■ **Exercise aim**: Your answer should consist of each line below that contains the string "我优先看".

Segment Open

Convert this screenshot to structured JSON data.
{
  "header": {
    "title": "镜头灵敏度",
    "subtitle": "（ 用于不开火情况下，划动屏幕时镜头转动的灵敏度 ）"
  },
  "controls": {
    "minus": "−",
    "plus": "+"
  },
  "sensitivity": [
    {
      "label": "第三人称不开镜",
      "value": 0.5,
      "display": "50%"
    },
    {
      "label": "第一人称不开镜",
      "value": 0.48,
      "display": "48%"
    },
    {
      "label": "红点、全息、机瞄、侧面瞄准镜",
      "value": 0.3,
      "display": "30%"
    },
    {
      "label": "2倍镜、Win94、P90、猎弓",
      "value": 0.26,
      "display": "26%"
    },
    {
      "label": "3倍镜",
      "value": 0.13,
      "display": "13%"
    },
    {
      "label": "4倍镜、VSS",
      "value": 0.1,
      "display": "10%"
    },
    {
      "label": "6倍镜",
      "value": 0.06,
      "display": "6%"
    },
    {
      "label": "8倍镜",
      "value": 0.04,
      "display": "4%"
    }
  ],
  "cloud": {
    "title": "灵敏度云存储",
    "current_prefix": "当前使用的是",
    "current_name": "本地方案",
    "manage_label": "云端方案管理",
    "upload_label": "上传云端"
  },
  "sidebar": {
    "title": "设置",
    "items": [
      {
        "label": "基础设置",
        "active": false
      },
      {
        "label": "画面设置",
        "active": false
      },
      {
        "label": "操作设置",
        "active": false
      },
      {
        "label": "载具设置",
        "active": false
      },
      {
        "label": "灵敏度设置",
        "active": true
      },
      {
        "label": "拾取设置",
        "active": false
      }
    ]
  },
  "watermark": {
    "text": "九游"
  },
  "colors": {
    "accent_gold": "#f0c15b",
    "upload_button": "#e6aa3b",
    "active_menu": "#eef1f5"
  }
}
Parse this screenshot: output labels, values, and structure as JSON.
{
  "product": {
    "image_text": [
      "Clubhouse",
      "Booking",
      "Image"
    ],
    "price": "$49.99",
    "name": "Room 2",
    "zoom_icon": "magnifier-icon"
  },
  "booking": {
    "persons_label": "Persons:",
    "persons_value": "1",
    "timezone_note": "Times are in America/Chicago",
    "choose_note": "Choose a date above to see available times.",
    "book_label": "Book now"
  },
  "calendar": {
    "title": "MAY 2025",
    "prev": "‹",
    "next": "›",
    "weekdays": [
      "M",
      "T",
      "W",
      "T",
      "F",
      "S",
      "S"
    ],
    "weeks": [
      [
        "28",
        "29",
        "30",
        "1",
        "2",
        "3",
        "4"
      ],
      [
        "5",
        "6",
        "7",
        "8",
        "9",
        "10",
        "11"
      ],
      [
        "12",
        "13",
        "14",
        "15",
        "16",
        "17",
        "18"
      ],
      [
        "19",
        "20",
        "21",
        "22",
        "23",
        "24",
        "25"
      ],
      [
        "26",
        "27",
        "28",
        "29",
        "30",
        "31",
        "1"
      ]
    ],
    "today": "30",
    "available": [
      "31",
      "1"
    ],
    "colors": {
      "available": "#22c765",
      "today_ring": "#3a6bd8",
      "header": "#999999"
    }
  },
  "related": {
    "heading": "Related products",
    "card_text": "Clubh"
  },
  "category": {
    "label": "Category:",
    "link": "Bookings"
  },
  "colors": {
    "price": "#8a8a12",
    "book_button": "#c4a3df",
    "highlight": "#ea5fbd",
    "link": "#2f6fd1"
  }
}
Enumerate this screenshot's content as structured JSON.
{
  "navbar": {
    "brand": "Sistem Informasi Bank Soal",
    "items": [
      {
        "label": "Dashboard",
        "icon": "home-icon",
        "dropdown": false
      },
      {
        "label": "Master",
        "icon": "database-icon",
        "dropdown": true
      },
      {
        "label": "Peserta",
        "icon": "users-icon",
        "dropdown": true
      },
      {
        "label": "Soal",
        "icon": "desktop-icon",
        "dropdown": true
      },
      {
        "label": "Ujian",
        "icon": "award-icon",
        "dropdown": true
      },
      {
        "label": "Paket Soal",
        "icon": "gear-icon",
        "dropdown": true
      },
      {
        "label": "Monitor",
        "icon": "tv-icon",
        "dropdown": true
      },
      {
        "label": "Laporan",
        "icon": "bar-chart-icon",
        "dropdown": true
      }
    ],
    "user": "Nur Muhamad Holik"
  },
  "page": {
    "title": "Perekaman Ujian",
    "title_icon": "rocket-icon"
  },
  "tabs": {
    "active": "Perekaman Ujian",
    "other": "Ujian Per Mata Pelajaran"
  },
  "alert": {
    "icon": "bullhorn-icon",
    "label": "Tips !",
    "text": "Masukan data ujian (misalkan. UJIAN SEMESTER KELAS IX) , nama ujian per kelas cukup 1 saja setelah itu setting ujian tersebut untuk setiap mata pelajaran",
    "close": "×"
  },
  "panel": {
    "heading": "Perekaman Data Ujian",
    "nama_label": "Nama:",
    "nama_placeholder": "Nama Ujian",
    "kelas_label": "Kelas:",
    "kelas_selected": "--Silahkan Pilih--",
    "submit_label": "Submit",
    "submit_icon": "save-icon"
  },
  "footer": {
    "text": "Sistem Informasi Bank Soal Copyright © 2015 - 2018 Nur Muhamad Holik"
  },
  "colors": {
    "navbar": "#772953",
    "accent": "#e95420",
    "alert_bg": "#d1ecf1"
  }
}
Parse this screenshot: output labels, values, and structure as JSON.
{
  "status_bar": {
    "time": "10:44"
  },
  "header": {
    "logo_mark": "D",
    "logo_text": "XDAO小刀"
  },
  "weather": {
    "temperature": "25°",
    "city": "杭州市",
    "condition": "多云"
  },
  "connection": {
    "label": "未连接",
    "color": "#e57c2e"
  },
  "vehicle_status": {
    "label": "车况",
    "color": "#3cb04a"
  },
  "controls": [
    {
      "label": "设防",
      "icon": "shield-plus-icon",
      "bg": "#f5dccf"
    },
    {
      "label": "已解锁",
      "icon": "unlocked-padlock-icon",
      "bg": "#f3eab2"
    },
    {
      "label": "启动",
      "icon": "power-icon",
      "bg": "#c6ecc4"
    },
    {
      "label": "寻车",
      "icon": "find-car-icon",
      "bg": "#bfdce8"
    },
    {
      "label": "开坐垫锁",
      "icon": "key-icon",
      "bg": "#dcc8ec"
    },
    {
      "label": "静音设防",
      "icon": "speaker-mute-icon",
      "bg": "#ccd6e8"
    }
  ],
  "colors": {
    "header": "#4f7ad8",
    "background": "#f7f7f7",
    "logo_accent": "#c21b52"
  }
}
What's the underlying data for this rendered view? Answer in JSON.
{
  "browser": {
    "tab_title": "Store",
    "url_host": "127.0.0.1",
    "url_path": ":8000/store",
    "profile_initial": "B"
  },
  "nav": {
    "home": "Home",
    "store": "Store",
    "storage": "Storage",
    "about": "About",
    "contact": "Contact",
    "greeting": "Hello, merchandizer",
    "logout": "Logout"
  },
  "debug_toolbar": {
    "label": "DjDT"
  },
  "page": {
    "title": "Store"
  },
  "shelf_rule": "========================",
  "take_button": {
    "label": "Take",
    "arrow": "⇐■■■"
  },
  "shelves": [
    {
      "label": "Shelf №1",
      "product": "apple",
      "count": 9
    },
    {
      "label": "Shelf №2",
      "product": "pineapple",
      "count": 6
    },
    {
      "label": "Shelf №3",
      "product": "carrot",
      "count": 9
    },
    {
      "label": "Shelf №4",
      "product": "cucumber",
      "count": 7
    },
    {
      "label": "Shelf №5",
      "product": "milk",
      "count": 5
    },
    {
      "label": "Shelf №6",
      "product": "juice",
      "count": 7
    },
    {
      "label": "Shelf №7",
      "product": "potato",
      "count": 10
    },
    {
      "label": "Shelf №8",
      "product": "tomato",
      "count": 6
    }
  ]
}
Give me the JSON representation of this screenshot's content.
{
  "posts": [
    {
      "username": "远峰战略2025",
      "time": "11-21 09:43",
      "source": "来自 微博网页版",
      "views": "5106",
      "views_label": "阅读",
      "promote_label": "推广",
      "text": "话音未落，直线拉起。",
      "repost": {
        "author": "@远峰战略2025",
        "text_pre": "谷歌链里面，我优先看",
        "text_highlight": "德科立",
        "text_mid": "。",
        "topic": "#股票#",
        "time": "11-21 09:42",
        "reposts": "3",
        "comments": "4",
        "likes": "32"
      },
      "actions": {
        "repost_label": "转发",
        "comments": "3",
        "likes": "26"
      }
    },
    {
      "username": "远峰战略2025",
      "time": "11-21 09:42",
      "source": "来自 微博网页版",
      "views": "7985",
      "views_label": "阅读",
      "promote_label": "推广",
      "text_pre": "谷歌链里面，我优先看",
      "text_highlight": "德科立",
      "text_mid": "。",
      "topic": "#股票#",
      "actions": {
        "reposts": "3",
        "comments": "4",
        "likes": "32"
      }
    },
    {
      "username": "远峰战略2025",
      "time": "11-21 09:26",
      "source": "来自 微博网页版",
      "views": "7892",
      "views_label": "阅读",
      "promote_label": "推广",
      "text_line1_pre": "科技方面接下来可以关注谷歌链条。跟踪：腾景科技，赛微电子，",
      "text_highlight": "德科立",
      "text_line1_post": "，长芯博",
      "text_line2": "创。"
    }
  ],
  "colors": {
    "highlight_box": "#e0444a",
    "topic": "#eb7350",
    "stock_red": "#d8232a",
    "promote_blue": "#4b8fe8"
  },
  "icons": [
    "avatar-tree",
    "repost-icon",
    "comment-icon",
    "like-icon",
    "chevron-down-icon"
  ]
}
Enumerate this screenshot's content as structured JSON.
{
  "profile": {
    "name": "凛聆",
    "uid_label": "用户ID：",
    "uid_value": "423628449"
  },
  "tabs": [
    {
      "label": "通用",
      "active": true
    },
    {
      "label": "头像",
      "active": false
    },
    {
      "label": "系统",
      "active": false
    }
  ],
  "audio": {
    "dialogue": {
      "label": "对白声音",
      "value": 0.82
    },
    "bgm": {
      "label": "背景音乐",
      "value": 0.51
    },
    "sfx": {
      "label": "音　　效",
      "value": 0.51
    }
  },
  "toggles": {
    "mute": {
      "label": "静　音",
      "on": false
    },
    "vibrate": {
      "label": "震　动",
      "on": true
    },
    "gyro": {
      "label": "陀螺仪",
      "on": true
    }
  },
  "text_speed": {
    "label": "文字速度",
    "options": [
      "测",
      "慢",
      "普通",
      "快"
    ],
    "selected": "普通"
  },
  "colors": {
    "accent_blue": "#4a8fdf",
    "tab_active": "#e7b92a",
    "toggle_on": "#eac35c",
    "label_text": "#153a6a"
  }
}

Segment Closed

■ **Response below**:
        "text_pre": "谷歌链里面，我优先看",
      "text_pre": "谷歌链里面，我优先看",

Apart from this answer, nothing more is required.